What do the critics think? Each of Mad Men's six seasons is Certified Fresh, and the last three have each notched a 97 percent Tomatometer. "It's a tribute to the writers and the show's creator, Matthew Weiner, that most characters are so well imagined and enigmatic that they never seem like mere caricatures of the period," wrote the New York Times' Alessandra Stanley. "[The difference] between how things look from afar and how they feel close up is one of the fundamental topics of Mad Men, which remains the best show on television," wrote Alan Sepinwall of the Newark Star-Ledger.
Why should I watch this? In short, go for the clothes, stay for the characters. And what characters they are: ambitious, mysterious, and at times frustrating, these desperate personalities help to make Sterling Cooper & Partners a hotbed of intrigue and (often sublimated) desire. There's Peggy Olson (Elisabeth Moss), a sometime bohemian whose creativity is regularly ignored by virtue of her gender; Roger Sterling (John Slattery), a witty, glad-handing founding partner who never seems to be without a drink in his hand; and Joan Holloway (Christina Hendricks), whose knockout good looks belie a quiet competence that keeps the firm running smoothly -- sometimes at the expense of her mental well-being. However, the center of the Mad Men universe is Don Draper (Jon Hamm), who comes off as a cross between James Bond and Tom Ripley; he's a brilliant ideas man with a sketchy past and an air of inscrutability that makes him one of the most compulsively intriguing characters on television.
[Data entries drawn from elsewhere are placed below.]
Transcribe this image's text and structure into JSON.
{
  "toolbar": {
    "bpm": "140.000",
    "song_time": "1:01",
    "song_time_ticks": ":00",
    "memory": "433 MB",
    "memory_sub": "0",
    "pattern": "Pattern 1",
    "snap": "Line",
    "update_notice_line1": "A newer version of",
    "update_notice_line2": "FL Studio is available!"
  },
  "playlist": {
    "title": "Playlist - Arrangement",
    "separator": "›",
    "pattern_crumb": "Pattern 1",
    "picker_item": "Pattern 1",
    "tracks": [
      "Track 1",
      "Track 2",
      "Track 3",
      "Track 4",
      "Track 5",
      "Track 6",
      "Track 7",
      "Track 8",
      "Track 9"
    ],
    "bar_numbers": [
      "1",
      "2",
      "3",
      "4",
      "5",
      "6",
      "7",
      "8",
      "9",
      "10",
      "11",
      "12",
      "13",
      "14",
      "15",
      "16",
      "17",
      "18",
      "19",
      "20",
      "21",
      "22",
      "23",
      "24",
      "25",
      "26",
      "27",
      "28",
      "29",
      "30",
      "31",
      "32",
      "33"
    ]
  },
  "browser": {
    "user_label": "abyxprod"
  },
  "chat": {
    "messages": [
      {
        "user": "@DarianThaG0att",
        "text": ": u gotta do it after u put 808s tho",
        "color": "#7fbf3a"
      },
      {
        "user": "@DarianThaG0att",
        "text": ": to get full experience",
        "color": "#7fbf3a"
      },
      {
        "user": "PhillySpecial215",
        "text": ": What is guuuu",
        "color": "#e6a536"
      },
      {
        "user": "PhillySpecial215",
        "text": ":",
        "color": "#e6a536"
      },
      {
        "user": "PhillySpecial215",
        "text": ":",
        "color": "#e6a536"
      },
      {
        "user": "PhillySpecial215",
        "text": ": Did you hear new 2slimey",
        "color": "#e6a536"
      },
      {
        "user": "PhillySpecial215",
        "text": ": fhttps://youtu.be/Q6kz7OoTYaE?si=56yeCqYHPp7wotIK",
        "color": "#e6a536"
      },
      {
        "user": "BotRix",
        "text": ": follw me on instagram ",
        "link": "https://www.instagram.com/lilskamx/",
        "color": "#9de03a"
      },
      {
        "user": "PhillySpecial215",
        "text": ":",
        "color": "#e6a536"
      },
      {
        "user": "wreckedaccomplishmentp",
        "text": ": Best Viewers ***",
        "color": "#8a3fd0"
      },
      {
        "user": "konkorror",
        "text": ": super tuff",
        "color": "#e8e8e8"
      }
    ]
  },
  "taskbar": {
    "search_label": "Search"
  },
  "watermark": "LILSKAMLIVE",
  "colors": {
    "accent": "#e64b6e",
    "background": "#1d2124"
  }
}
Throw in a speakeasy's-worth of booze, a bunch of world-changing historical events, and a ton of extramarital affairs, and you've got more than enough for a potent, combustible drama.
What's my next step? If you're in the market for another 1960s period piece featuring nattily-dressed depressives, check out A Single Man. Fashion designer Tom Ford's Certified Fresh debut stars Colin Firth in an Oscar-nominated performance as a closeted college professor haunted by the death of his longtime partner (see if you can spot Jon Hamm's cameo). A bunch of retro-minded TV series have sprung up in Mad Men's wake, though Masters of Sex, renewed for a second season, is probably the best. And if you like the clothes on display, there are hundreds of websites ready and willing to dispense advice on how to achieve the Mad Men look. It's the show that spawned a thousand Etsy tags.